Blood Cultures release “Dunk On Me” music video
by John McCall
Shot on Kodak film and directed by Idle House and Blood Cultures, the “Dunk On Me” music video is seemingly vintage and innocent at first, before it goes into darker, unsettling territory. Blood Cultures, a New Jersey four-piece band, joins the ranks of masked or anonymously known members like bands Ghost, Gwar, KISS and Daft Punk. The theatrics, as you soon will find out in the video, are unsettling and become visuals of the passion found in the human psyche.
Before you can even press the play arrow on the screen, the still photo of a blonde, almost angelic fresh-faced girl stares at you. She dares you to press play. Her blond – nearly white eyebrows, and sheet white-skin is splattered by blood. Her blue eyes are dead with emotion. That stare! Once you do hit play, the roller coaster leaves the station.

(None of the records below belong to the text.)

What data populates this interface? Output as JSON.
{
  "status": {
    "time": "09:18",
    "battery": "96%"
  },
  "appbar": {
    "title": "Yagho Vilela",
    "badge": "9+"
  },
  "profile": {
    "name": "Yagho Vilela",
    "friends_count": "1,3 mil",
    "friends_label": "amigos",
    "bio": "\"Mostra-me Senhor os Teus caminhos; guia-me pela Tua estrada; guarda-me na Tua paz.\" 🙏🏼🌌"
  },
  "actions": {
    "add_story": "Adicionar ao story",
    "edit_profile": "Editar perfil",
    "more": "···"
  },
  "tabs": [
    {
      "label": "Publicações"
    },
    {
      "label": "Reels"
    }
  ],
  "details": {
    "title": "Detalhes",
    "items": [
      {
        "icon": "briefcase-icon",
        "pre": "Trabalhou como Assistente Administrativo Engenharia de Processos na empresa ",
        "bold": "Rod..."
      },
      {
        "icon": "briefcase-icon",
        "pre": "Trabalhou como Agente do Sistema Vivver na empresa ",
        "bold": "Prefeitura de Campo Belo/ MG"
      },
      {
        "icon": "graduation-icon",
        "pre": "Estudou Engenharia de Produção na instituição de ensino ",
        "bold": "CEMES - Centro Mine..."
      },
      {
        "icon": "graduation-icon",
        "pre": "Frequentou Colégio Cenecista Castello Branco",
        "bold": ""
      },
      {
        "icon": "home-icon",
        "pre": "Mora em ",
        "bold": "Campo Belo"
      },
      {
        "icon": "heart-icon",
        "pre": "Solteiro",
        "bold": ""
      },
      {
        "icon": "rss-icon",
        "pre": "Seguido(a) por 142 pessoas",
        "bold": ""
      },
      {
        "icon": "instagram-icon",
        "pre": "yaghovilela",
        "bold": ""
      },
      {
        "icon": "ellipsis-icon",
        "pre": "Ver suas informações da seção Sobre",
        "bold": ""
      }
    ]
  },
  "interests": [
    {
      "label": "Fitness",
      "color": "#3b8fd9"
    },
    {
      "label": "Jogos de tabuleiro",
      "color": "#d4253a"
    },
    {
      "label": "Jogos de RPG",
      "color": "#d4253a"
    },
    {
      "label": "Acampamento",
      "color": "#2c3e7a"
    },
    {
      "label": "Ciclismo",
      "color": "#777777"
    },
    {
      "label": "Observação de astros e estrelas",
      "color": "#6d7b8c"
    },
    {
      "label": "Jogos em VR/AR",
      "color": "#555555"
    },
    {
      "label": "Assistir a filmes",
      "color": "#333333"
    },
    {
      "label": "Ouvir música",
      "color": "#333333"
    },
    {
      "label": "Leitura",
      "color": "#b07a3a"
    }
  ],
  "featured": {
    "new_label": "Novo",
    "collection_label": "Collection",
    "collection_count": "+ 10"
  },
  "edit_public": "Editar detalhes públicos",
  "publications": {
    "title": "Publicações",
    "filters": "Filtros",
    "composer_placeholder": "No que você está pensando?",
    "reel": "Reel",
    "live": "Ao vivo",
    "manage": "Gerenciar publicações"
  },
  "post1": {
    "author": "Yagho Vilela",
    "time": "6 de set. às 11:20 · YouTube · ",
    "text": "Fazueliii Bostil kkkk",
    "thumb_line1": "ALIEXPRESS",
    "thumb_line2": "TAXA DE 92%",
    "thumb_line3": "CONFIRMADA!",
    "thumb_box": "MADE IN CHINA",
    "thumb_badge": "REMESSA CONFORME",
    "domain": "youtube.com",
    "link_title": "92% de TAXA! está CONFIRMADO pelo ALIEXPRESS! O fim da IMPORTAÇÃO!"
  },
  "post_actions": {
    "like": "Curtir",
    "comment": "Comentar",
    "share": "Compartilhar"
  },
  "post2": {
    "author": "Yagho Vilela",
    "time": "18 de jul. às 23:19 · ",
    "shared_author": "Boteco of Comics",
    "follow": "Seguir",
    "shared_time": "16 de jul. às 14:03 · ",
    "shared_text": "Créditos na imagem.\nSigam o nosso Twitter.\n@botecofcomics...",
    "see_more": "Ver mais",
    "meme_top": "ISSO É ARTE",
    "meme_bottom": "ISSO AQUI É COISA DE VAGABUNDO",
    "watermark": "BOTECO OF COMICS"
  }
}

The protagonist, the blonde -teenager is back, and she’s in a school locker room. The viewer only sees her from the back, taking a shower. The Kodak film has a filter to it that makes it feel like the story unfolding happened in the late 60s, the hues of aqua blues and water parading down from the shower head matt down her hair to an almost silver grayish vision. A few quick edits later and the scene shows two high school boys wrestling on a matt, while a trio of girls in school gym clothes look upon the grapplers.
The blonde returns to the gym doors, she’s all cleaned up and dressed in the school’s plaid jumper. Her gaze hints towards the other students. As the dreary, synthesizer broodily starts, the camera zooms into the middle student – a female – and the protagonist visually sighs and yearns. As the vocals start – it’s hard to decipher what she’s singing, and admittedly it’s easier to fall victim to the story unfolding visually.
She’s then on the couch back at her house – reds, yellows and an inferred happy home with her mom and dad gazing lovingly at her from the staircase. There are family pictures on the wall. Quick edits later – very dark images and sounds – and we’ve moved back to the high school, our blonde friend is joined by two girls – wearing matching plaid jumpers and dancing erotically. The trio is looking straight at the camera. Crashing cymbals and murderous sounding shrieks and electronic shrills show the girls walking straight down the school’s hallway. The principal, another adult with caring eyes, stands in the hallway looking at them as they leave the double-doors.
Next up is a forest scene of burning ‘Bay Side Tigers’ sports or varsity jackets. As the edits are rushed and blood becomes the norm, we’re back to a calmer, friendly scene of our new favorite blond brushing the hair of the initial girl in the gym.
We discover, that the blonde has stabbed to death the wrestler, as well as her female friend has been slit in the throat. “They don’t know me like you do” is sung over and over – the chorus clings to you like the images of a knife going into the wrestlers abdomen. The parents, the teacher, they are all singing “they don’t know you like I do.”
Now that you have the shivers and the song has pierced your soul, the Blood Cultures do a remarkable job of matching the energy and fervent passion in “Dunk On Me.” I’m a bit perplexed on the use of “dunk” but the mood and the general beat to the song is unforgettable. It’s a solid rock effort exploring jealousy and dark, dark spaces of the mind and soul.